Dataset rows for apps and sites

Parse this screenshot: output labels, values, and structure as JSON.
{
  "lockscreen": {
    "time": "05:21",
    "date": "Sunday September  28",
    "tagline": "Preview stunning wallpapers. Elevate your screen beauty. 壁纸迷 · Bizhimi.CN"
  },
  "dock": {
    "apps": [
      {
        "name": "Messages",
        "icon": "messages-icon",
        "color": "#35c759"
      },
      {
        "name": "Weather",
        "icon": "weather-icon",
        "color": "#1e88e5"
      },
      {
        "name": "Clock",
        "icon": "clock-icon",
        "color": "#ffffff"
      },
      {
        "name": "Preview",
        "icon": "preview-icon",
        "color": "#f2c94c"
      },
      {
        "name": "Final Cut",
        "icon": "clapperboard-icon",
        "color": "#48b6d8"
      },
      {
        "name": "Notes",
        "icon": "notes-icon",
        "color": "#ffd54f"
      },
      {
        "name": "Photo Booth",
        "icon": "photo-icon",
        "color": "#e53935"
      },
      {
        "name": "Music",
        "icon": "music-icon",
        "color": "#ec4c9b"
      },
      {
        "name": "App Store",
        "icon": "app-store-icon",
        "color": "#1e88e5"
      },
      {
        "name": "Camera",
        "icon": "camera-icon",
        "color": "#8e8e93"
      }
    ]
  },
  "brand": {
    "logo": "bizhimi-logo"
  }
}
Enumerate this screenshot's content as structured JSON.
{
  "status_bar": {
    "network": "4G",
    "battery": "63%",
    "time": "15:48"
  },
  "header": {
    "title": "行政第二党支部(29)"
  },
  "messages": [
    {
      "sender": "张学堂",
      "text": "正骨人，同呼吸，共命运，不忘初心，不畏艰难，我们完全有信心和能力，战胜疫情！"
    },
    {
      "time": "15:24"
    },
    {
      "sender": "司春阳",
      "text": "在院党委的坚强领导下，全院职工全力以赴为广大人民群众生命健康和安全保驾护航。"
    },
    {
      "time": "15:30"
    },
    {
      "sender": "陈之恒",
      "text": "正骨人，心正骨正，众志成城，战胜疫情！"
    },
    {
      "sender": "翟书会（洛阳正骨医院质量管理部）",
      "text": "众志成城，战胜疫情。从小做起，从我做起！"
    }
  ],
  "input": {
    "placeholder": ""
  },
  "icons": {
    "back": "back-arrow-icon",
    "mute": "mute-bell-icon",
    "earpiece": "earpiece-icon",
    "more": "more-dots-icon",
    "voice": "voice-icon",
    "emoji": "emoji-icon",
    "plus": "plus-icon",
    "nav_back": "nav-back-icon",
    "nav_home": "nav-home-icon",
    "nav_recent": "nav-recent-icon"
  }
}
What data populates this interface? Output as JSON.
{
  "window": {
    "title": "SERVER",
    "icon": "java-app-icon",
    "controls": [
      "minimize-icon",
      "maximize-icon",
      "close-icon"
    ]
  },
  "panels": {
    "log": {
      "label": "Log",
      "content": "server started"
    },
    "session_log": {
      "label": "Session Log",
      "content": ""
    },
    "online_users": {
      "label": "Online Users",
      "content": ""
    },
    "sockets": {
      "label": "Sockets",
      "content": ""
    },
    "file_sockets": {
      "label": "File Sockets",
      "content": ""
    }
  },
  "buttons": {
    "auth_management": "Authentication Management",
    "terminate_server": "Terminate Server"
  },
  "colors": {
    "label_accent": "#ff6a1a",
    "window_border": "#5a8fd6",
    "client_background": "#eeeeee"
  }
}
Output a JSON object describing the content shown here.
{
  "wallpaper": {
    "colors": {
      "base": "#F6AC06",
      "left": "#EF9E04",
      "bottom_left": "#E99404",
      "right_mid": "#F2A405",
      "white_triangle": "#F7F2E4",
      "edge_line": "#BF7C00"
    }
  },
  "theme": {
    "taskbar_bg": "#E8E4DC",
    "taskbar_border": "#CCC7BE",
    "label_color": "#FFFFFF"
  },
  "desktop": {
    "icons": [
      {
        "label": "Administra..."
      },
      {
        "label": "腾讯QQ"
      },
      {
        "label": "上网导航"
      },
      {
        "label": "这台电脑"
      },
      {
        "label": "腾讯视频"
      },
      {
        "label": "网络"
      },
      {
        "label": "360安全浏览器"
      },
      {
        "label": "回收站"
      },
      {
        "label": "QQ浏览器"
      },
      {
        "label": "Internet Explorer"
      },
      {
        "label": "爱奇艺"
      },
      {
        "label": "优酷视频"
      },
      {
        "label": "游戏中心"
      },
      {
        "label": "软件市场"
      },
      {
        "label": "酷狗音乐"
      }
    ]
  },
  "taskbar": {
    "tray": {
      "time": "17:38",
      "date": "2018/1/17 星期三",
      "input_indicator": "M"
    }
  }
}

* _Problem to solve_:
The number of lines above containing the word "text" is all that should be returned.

* _Answer to the problem_:
4